I don’t really have much experience with multiple cores so hope others will chime in with experience. Realize, your “background” core will be offline when your main rig is running. Multiple people in the house might notice this. Another reason just to use 1 core for everything. If I had to explain to others in my house the 1 license multiple core thing I’d be single.
Thanks on the core switching advice! It’s good to know authorizing/de-authorizing was as I expected, no problem. One of the things among many, I found attractive about Roon, was that the interface once established, is rock-solid and just works!
Only wife and me in the house. So, no problem with the “background” cores. But thanks for the advice. It would definitely be important for some.
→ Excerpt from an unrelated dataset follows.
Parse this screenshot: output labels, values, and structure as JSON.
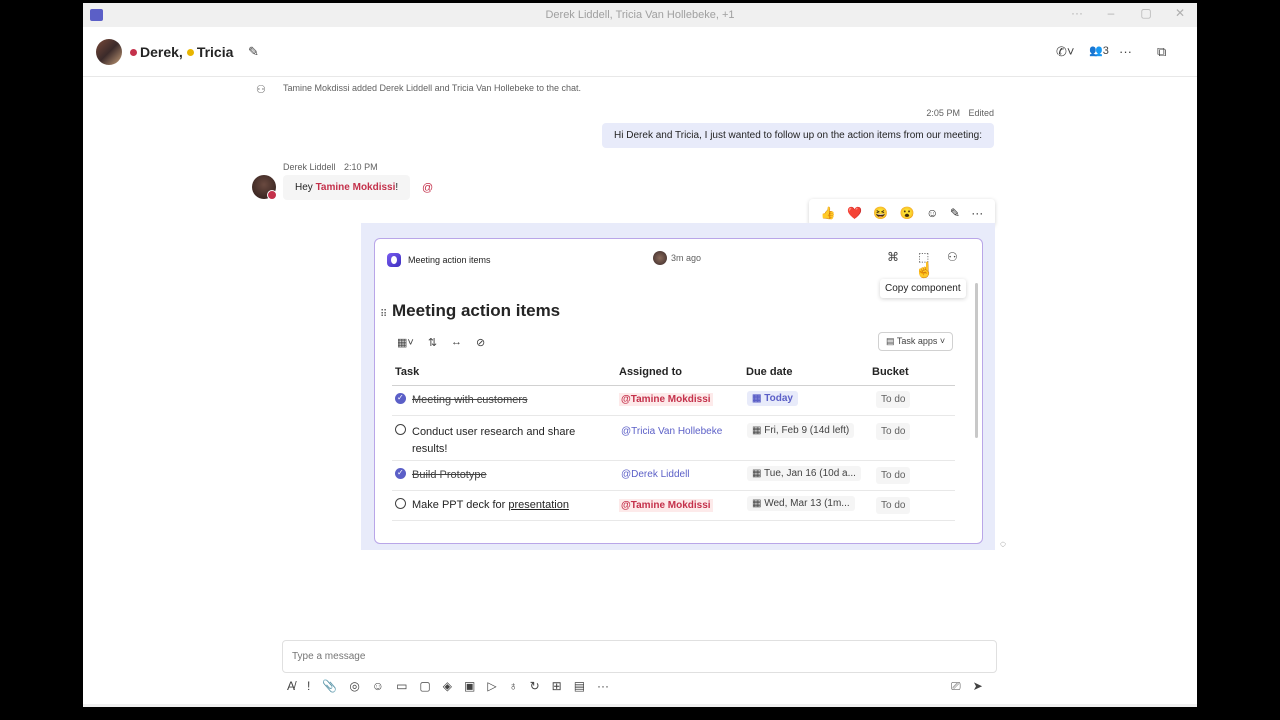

Never quite understood the gnashing of teeth over a background noise quandary. Most non-“silent” PC’s are fairly quiet and unless one is nearby, music and video generally overshadow what little, if any noise there is. For example, when there is no sound in my home theater room, the projector can be heard. But have some minimal sound and it can’t be heard. Of course, if one is mic’ing an Audyssey or Dirac pre-pro, the noise floor is very important. But yes, my HTPC is fairly loud. I threw more fans in it than maybe necessary, because of other’s having heat issues with the Corsair case and multiple HD’s. But a bat couldn’t hear the HTPC from the audio room in the basement with HTPC upstairs.